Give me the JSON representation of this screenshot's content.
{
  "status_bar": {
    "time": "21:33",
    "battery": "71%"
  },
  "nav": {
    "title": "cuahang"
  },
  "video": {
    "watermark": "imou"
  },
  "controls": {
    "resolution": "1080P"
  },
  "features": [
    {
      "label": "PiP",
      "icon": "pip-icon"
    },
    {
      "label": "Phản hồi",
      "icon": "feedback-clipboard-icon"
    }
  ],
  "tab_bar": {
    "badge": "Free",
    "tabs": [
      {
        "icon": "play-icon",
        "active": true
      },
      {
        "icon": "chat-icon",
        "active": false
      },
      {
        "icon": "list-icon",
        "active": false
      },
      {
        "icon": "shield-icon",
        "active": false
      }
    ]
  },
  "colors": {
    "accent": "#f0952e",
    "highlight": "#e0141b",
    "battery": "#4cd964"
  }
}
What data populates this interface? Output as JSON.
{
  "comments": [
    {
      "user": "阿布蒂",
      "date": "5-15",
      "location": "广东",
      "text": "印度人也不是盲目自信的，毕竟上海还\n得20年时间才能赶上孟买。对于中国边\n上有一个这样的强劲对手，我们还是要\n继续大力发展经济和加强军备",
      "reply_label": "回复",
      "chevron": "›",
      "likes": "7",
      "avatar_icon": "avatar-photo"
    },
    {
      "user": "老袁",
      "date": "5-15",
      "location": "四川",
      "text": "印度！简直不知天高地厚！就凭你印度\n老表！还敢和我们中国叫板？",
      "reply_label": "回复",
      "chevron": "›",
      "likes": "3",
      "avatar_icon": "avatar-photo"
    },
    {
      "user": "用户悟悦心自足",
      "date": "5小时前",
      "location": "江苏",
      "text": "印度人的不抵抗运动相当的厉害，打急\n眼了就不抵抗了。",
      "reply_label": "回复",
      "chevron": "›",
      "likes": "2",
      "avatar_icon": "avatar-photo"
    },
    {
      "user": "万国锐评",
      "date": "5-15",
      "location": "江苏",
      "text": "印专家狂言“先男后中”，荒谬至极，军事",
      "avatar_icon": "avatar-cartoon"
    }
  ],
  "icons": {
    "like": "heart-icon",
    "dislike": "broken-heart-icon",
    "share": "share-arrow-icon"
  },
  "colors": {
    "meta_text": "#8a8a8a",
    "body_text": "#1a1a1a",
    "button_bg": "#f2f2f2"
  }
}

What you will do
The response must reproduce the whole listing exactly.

Answer to this task
Give me the JSON representation of this screenshot's content.
{
  "status_bar": {
    "time": "21:33",
    "battery": "71%"
  },
  "nav": {
    "title": "cuahang"
  },
  "video": {
    "watermark": "imou"
  },
  "controls": {
    "resolution": "1080P"
  },
  "features": [
    {
      "label": "PiP",
      "icon": "pip-icon"
    },
    {
      "label": "Phản hồi",
      "icon": "feedback-clipboard-icon"
    }
  ],
  "tab_bar": {
    "badge": "Free",
    "tabs": [
      {
        "icon": "play-icon",
        "active": true
      },
      {
        "icon": "chat-icon",
        "active": false
      },
      {
        "icon": "list-icon",
        "active": false
      },
      {
        "icon": "shield-icon",
        "active": false
      }
    ]
  },
  "colors": {
    "accent": "#f0952e",
    "highlight": "#e0141b",
    "battery": "#4cd964"
  }
}
What data populates this interface? Output as JSON.
{
  "comments": [
    {
      "user": "阿布蒂",
      "date": "5-15",
      "location": "广东",
      "text": "印度人也不是盲目自信的，毕竟上海还\n得20年时间才能赶上孟买。对于中国边\n上有一个这样的强劲对手，我们还是要\n继续大力发展经济和加强军备",
      "reply_label": "回复",
      "chevron": "›",
      "likes": "7",
      "avatar_icon": "avatar-photo"
    },
    {
      "user": "老袁",
      "date": "5-15",
      "location": "四川",
      "text": "印度！简直不知天高地厚！就凭你印度\n老表！还敢和我们中国叫板？",
      "reply_label": "回复",
      "chevron": "›",
      "likes": "3",
      "avatar_icon": "avatar-photo"
    },
    {
      "user": "用户悟悦心自足",
      "date": "5小时前",
      "location": "江苏",
      "text": "印度人的不抵抗运动相当的厉害，打急\n眼了就不抵抗了。",
      "reply_label": "回复",
      "chevron": "›",
      "likes": "2",
      "avatar_icon": "avatar-photo"
    },
    {
      "user": "万国锐评",
      "date": "5-15",
      "location": "江苏",
      "text": "印专家狂言“先男后中”，荒谬至极，军事",
      "avatar_icon": "avatar-cartoon"
    }
  ],
  "icons": {
    "like": "heart-icon",
    "dislike": "broken-heart-icon",
    "share": "share-arrow-icon"
  },
  "colors": {
    "meta_text": "#8a8a8a",
    "body_text": "#1a1a1a",
    "button_bg": "#f2f2f2"
  }
}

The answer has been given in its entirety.